# MATERIAL PROVIDED:
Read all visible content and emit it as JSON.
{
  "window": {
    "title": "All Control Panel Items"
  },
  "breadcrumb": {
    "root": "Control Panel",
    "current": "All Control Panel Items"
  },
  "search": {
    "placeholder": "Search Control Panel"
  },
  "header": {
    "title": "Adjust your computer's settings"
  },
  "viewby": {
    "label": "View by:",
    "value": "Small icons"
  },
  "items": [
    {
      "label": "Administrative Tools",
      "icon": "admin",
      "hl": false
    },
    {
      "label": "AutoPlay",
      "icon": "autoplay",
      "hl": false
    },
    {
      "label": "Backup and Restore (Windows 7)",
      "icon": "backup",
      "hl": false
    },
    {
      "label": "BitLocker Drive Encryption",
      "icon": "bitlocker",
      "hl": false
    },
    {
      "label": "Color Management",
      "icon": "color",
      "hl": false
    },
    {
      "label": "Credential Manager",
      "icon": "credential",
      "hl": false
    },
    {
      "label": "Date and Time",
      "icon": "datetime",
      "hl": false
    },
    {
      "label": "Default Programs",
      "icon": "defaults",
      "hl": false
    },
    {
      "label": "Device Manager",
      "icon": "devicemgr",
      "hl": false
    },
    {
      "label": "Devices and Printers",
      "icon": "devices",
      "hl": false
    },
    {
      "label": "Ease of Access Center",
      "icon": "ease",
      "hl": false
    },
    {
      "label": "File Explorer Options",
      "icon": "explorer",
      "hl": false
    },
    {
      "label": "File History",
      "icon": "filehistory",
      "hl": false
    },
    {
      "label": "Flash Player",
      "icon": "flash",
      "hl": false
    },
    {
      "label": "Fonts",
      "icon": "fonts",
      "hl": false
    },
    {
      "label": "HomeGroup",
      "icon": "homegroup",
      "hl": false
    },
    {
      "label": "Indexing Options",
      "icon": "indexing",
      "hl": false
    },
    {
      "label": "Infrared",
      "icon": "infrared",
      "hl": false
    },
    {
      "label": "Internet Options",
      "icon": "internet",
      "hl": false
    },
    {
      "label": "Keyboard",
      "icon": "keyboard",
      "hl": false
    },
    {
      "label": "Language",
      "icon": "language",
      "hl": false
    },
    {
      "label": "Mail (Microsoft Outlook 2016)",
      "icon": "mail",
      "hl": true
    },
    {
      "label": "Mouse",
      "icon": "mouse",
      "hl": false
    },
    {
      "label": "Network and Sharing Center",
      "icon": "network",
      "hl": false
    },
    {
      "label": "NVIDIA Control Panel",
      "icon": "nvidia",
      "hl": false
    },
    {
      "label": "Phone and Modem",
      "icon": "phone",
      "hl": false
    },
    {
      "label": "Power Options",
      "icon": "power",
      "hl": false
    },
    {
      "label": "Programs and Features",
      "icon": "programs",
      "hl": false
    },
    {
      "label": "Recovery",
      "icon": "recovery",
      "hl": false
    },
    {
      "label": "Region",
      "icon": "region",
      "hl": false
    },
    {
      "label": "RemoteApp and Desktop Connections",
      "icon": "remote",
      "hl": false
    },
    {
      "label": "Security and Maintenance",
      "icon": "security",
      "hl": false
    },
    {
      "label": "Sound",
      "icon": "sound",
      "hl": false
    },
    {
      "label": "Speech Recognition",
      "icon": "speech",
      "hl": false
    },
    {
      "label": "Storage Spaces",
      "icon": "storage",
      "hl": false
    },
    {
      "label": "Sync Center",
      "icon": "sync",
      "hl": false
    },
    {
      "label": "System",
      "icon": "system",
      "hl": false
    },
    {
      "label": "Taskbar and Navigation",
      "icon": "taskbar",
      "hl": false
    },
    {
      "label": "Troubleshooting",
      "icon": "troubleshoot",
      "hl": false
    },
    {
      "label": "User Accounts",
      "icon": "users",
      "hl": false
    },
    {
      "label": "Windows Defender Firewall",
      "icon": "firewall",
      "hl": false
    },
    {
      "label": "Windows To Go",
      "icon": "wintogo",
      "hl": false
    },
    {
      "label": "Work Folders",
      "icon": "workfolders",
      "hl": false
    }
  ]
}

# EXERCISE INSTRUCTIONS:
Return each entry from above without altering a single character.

# RESPONSE TO THE EXERCISE:
Read all visible content and emit it as JSON.
{
  "window": {
    "title": "All Control Panel Items"
  },
  "breadcrumb": {
    "root": "Control Panel",
    "current": "All Control Panel Items"
  },
  "search": {
    "placeholder": "Search Control Panel"
  },
  "header": {
    "title": "Adjust your computer's settings"
  },
  "viewby": {
    "label": "View by:",
    "value": "Small icons"
  },
  "items": [
    {
      "label": "Administrative Tools",
      "icon": "admin",
      "hl": false
    },
    {
      "label": "AutoPlay",
      "icon": "autoplay",
      "hl": false
    },
    {
      "label": "Backup and Restore (Windows 7)",
      "icon": "backup",
      "hl": false
    },
    {
      "label": "BitLocker Drive Encryption",
      "icon": "bitlocker",
      "hl": false
    },
    {
      "label": "Color Management",
      "icon": "color",
      "hl": false
    },
    {
      "label": "Credential Manager",
      "icon": "credential",
      "hl": false
    },
    {
      "label": "Date and Time",
      "icon": "datetime",
      "hl": false
    },
    {
      "label": "Default Programs",
      "icon": "defaults",
      "hl": false
    },
    {
      "label": "Device Manager",
      "icon": "devicemgr",
      "hl": false
    },
    {
      "label": "Devices and Printers",
      "icon": "devices",
      "hl": false
    },
    {
      "label": "Ease of Access Center",
      "icon": "ease",
      "hl": false
    },
    {
      "label": "File Explorer Options",
      "icon": "explorer",
      "hl": false
    },
    {
      "label": "File History",
      "icon": "filehistory",
      "hl": false
    },
    {
      "label": "Flash Player",
      "icon": "flash",
      "hl": false
    },
    {
      "label": "Fonts",
      "icon": "fonts",
      "hl": false
    },
    {
      "label": "HomeGroup",
      "icon": "homegroup",
      "hl": false
    },
    {
      "label": "Indexing Options",
      "icon": "indexing",
      "hl": false
    },
    {
      "label": "Infrared",
      "icon": "infrared",
      "hl": false
    },
    {
      "label": "Internet Options",
      "icon": "internet",
      "hl": false
    },
    {
      "label": "Keyboard",
      "icon": "keyboard",
      "hl": false
    },
    {
      "label": "Language",
      "icon": "language",
      "hl": false
    },
    {
      "label": "Mail (Microsoft Outlook 2016)",
      "icon": "mail",
      "hl": true
    },
    {
      "label": "Mouse",
      "icon": "mouse",
      "hl": false
    },
    {
      "label": "Network and Sharing Center",
      "icon": "network",
      "hl": false
    },
    {
      "label": "NVIDIA Control Panel",
      "icon": "nvidia",
      "hl": false
    },
    {
      "label": "Phone and Modem",
      "icon": "phone",
      "hl": false
    },
    {
      "label": "Power Options",
      "icon": "power",
      "hl": false
    },
    {
      "label": "Programs and Features",
      "icon": "programs",
      "hl": false
    },
    {
      "label": "Recovery",
      "icon": "recovery",
      "hl": false
    },
    {
      "label": "Region",
      "icon": "region",
      "hl": false
    },
    {
      "label": "RemoteApp and Desktop Connections",
      "icon": "remote",
      "hl": false
    },
    {
      "label": "Security and Maintenance",
      "icon": "security",
      "hl": false
    },
    {
      "label": "Sound",
      "icon": "sound",
      "hl": false
    },
    {
      "label": "Speech Recognition",
      "icon": "speech",
      "hl": false
    },
    {
      "label": "Storage Spaces",
      "icon": "storage",
      "hl": false
    },
    {
      "label": "Sync Center",
      "icon": "sync",
      "hl": false
    },
    {
      "label": "System",
      "icon": "system",
      "hl": false
    },
    {
      "label": "Taskbar and Navigation",
      "icon": "taskbar",
      "hl": false
    },
    {
      "label": "Troubleshooting",
      "icon": "troubleshoot",
      "hl": false
    },
    {
      "label": "User Accounts",
      "icon": "users",
      "hl": false
    },
    {
      "label": "Windows Defender Firewall",
      "icon": "firewall",
      "hl": false
    },
    {
      "label": "Windows To Go",
      "icon": "wintogo",
      "hl": false
    },
    {
      "label": "Work Folders",
      "icon": "workfolders",
      "hl": false
    }
  ]
}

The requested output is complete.